Stored data
• • • • •

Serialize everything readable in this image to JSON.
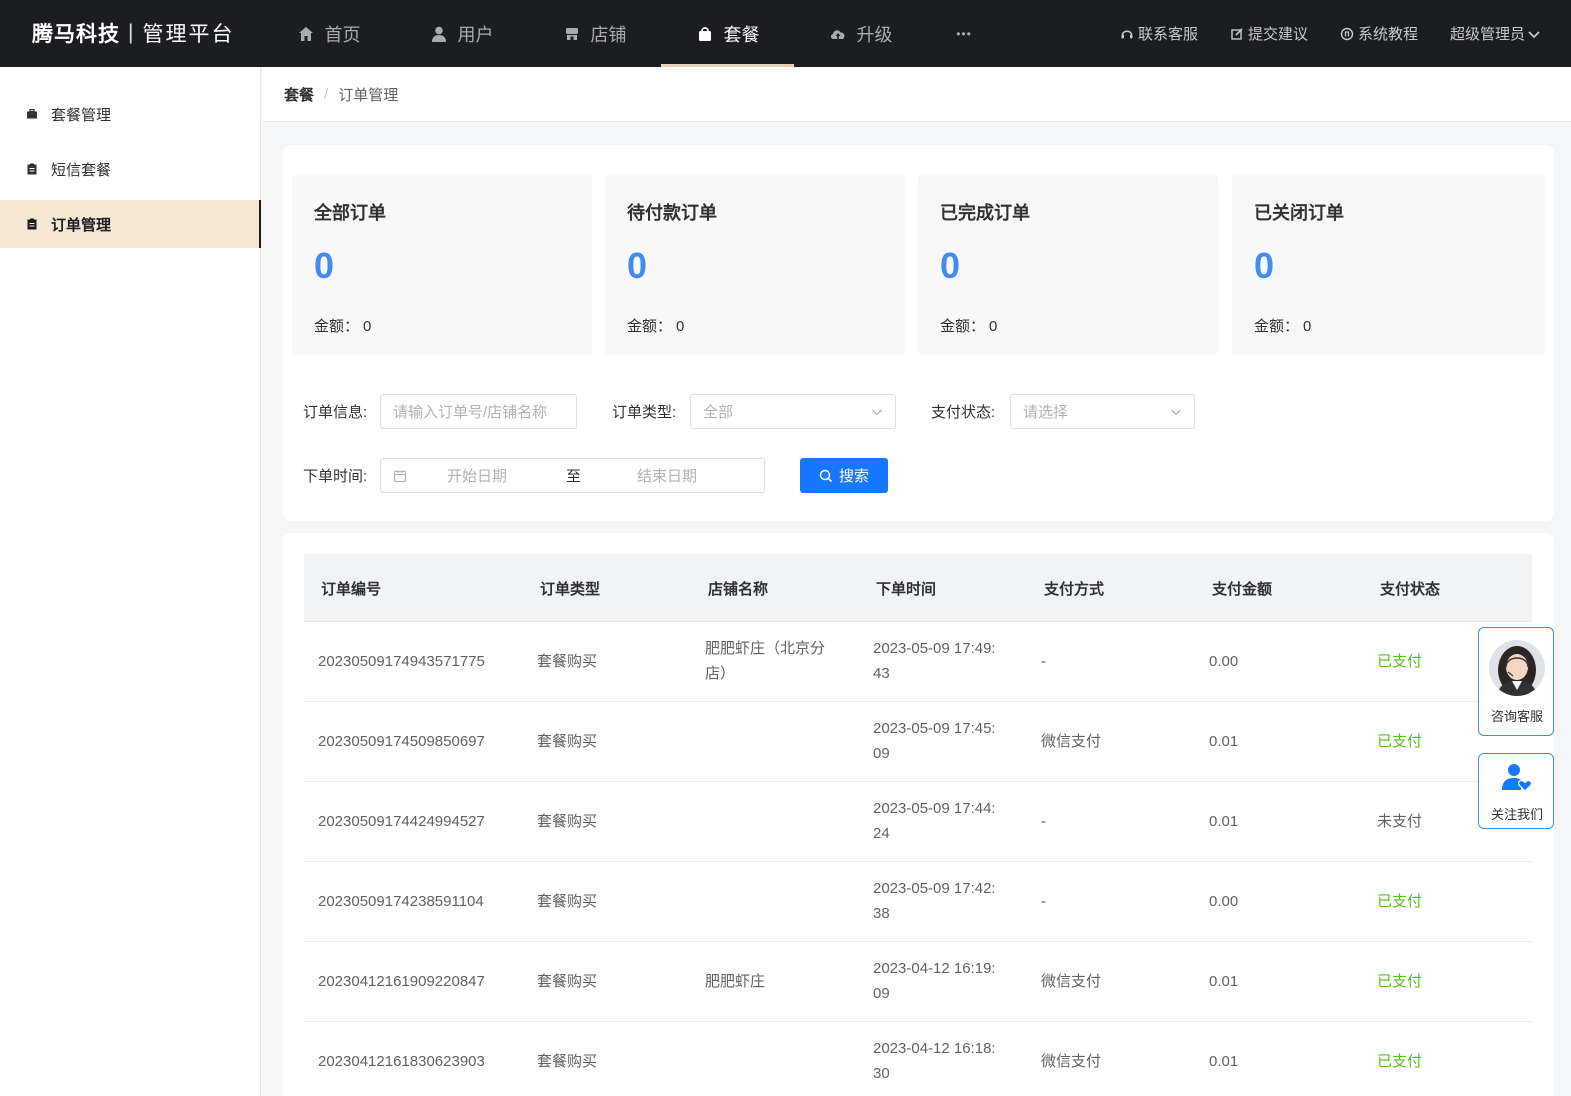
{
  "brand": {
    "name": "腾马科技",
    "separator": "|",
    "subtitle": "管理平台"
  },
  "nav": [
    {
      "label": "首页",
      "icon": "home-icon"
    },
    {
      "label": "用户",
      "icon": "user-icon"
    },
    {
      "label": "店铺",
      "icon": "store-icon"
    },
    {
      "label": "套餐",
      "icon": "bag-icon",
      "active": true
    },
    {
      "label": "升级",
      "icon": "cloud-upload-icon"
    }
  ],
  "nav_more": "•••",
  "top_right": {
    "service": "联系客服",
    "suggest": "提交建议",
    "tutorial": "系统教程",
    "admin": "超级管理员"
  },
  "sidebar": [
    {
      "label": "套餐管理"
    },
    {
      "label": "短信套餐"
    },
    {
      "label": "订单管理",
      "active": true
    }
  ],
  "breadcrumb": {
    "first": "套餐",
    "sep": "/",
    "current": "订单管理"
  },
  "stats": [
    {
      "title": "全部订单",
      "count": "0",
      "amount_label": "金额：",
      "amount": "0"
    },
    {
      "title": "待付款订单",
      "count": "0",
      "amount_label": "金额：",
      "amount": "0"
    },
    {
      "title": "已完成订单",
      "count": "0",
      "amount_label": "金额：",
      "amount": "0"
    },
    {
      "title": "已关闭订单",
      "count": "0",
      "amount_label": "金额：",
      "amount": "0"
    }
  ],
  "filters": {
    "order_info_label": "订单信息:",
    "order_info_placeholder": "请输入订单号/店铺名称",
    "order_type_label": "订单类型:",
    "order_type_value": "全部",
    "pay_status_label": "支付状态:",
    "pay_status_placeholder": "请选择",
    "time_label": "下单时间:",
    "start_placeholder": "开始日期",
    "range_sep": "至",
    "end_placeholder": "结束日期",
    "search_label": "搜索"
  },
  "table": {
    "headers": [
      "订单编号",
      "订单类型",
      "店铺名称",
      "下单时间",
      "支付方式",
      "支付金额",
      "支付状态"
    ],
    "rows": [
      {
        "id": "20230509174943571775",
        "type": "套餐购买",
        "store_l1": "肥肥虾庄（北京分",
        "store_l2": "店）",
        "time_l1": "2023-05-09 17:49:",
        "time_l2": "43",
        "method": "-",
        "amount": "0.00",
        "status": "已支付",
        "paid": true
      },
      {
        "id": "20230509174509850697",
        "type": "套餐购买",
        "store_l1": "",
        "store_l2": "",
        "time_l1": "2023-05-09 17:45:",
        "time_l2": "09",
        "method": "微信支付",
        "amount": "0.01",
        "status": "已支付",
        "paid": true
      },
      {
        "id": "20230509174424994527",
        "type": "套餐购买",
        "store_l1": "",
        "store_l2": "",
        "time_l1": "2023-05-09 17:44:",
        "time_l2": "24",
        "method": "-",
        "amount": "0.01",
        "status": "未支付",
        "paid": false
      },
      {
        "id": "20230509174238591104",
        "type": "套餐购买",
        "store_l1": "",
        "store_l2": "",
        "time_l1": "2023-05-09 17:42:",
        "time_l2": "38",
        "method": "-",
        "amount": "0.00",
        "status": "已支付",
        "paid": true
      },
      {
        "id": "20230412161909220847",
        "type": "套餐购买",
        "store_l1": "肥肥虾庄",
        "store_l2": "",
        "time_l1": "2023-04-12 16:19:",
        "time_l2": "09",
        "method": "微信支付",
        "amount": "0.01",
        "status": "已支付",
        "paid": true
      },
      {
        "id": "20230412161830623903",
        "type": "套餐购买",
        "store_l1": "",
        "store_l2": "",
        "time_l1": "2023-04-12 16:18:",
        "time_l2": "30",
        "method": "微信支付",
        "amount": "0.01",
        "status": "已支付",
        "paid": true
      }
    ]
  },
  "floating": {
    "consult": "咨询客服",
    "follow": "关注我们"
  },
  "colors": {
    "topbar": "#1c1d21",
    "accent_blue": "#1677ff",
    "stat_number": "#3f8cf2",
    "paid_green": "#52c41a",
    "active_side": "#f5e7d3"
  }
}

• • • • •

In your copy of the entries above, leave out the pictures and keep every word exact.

Reply
Serialize everything readable in this image to JSON.
{
  "brand": {
    "name": "腾马科技",
    "separator": "|",
    "subtitle": "管理平台"
  },
  "nav": [
    {
      "label": "首页",
      "icon": "home-icon"
    },
    {
      "label": "用户",
      "icon": "user-icon"
    },
    {
      "label": "店铺",
      "icon": "store-icon"
    },
    {
      "label": "套餐",
      "icon": "bag-icon",
      "active": true
    },
    {
      "label": "升级",
      "icon": "cloud-upload-icon"
    }
  ],
  "nav_more": "•••",
  "top_right": {
    "service": "联系客服",
    "suggest": "提交建议",
    "tutorial": "系统教程",
    "admin": "超级管理员"
  },
  "sidebar": [
    {
      "label": "套餐管理"
    },
    {
      "label": "短信套餐"
    },
    {
      "label": "订单管理",
      "active": true
    }
  ],
  "breadcrumb": {
    "first": "套餐",
    "sep": "/",
    "current": "订单管理"
  },
  "stats": [
    {
      "title": "全部订单",
      "count": "0",
      "amount_label": "金额：",
      "amount": "0"
    },
    {
      "title": "待付款订单",
      "count": "0",
      "amount_label": "金额：",
      "amount": "0"
    },
    {
      "title": "已完成订单",
      "count": "0",
      "amount_label": "金额：",
      "amount": "0"
    },
    {
      "title": "已关闭订单",
      "count": "0",
      "amount_label": "金额：",
      "amount": "0"
    }
  ],
  "filters": {
    "order_info_label": "订单信息:",
    "order_info_placeholder": "请输入订单号/店铺名称",
    "order_type_label": "订单类型:",
    "order_type_value": "全部",
    "pay_status_label": "支付状态:",
    "pay_status_placeholder": "请选择",
    "time_label": "下单时间:",
    "start_placeholder": "开始日期",
    "range_sep": "至",
    "end_placeholder": "结束日期",
    "search_label": "搜索"
  },
  "table": {
    "headers": [
      "订单编号",
      "订单类型",
      "店铺名称",
      "下单时间",
      "支付方式",
      "支付金额",
      "支付状态"
    ],
    "rows": [
      {
        "id": "20230509174943571775",
        "type": "套餐购买",
        "store_l1": "肥肥虾庄（北京分",
        "store_l2": "店）",
        "time_l1": "2023-05-09 17:49:",
        "time_l2": "43",
        "method": "-",
        "amount": "0.00",
        "status": "已支付",
        "paid": true
      },
      {
        "id": "20230509174509850697",
        "type": "套餐购买",
        "store_l1": "",
        "store_l2": "",
        "time_l1": "2023-05-09 17:45:",
        "time_l2": "09",
        "method": "微信支付",
        "amount": "0.01",
        "status": "已支付",
        "paid": true
      },
      {
        "id": "20230509174424994527",
        "type": "套餐购买",
        "store_l1": "",
        "store_l2": "",
        "time_l1": "2023-05-09 17:44:",
        "time_l2": "24",
        "method": "-",
        "amount": "0.01",
        "status": "未支付",
        "paid": false
      },
      {
        "id": "20230509174238591104",
        "type": "套餐购买",
        "store_l1": "",
        "store_l2": "",
        "time_l1": "2023-05-09 17:42:",
        "time_l2": "38",
        "method": "-",
        "amount": "0.00",
        "status": "已支付",
        "paid": true
      },
      {
        "id": "20230412161909220847",
        "type": "套餐购买",
        "store_l1": "肥肥虾庄",
        "store_l2": "",
        "time_l1": "2023-04-12 16:19:",
        "time_l2": "09",
        "method": "微信支付",
        "amount": "0.01",
        "status": "已支付",
        "paid": true
      },
      {
        "id": "20230412161830623903",
        "type": "套餐购买",
        "store_l1": "",
        "store_l2": "",
        "time_l1": "2023-04-12 16:18:",
        "time_l2": "30",
        "method": "微信支付",
        "amount": "0.01",
        "status": "已支付",
        "paid": true
      }
    ]
  },
  "floating": {
    "consult": "咨询客服",
    "follow": "关注我们"
  },
  "colors": {
    "topbar": "#1c1d21",
    "accent_blue": "#1677ff",
    "stat_number": "#3f8cf2",
    "paid_green": "#52c41a",
    "active_side": "#f5e7d3"
  }
}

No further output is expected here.